> [What you need to do]: Please output the line that contains "Give me the" and all later lines of the material, exactly, through the end.

···

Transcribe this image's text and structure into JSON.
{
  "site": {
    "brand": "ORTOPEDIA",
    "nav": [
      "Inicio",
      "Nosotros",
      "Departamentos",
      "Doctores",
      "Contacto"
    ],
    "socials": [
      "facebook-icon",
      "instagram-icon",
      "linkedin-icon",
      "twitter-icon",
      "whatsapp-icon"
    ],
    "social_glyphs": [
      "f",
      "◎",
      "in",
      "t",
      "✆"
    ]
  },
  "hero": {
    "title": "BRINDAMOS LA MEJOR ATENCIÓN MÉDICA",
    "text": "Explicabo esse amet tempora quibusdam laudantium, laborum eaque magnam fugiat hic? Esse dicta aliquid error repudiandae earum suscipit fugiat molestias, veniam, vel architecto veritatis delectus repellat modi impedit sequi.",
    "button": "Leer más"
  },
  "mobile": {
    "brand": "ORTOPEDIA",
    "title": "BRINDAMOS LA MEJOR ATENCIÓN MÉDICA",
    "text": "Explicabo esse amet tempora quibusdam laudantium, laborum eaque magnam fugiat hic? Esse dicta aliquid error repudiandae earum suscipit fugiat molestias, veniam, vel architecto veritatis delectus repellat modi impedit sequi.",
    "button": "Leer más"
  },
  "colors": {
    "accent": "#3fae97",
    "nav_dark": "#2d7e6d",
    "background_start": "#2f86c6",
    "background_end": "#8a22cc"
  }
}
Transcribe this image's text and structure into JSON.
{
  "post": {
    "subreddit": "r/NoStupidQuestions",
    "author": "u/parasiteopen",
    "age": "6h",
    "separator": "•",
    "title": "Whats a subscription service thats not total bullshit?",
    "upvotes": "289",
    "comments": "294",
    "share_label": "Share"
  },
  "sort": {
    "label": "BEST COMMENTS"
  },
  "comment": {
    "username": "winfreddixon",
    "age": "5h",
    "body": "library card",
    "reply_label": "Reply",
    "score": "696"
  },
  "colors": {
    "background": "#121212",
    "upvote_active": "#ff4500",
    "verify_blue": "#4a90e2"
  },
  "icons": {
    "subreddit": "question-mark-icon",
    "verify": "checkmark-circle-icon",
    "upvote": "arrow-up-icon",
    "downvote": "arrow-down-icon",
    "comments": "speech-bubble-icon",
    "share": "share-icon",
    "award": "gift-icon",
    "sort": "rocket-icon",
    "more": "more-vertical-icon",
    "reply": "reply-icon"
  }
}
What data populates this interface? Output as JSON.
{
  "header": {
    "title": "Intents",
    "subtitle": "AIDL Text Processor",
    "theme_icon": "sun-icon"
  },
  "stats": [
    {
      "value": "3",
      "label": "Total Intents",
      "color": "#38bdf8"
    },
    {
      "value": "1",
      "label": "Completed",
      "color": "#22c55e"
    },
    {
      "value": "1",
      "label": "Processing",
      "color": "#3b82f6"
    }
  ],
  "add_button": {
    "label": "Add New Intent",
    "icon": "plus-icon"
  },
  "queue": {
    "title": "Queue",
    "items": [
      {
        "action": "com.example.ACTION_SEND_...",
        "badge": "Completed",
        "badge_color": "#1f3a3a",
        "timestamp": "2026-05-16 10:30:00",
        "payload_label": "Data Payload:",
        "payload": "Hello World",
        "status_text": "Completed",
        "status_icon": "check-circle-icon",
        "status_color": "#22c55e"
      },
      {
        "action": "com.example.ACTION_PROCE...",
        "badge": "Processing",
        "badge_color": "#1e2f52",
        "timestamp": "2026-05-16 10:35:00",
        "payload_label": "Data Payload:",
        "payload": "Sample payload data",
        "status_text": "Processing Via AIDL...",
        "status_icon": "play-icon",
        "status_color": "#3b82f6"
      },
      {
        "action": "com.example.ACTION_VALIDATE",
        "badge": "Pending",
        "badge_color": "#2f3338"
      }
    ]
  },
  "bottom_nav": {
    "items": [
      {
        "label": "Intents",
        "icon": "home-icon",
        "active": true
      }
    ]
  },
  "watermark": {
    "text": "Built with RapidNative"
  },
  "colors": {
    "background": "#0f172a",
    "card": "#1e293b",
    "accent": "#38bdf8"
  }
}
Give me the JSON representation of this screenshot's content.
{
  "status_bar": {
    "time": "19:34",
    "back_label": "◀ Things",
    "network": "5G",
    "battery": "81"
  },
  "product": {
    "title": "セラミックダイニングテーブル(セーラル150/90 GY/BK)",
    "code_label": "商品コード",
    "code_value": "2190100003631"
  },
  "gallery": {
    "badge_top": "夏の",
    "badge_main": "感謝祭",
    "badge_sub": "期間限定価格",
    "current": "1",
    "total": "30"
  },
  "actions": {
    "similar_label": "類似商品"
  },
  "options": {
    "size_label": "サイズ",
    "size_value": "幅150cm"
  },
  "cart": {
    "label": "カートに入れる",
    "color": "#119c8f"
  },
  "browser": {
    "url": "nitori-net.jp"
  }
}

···

> [Exercise output]:
Give me the JSON representation of this screenshot's content.
{
  "status_bar": {
    "time": "19:34",
    "back_label": "◀ Things",
    "network": "5G",
    "battery": "81"
  },
  "product": {
    "title": "セラミックダイニングテーブル(セーラル150/90 GY/BK)",
    "code_label": "商品コード",
    "code_value": "2190100003631"
  },
  "gallery": {
    "badge_top": "夏の",
    "badge_main": "感謝祭",
    "badge_sub": "期間限定価格",
    "current": "1",
    "total": "30"
  },
  "actions": {
    "similar_label": "類似商品"
  },
  "options": {
    "size_label": "サイズ",
    "size_value": "幅150cm"
  },
  "cart": {
    "label": "カートに入れる",
    "color": "#119c8f"
  },
  "browser": {
    "url": "nitori-net.jp"
  }
}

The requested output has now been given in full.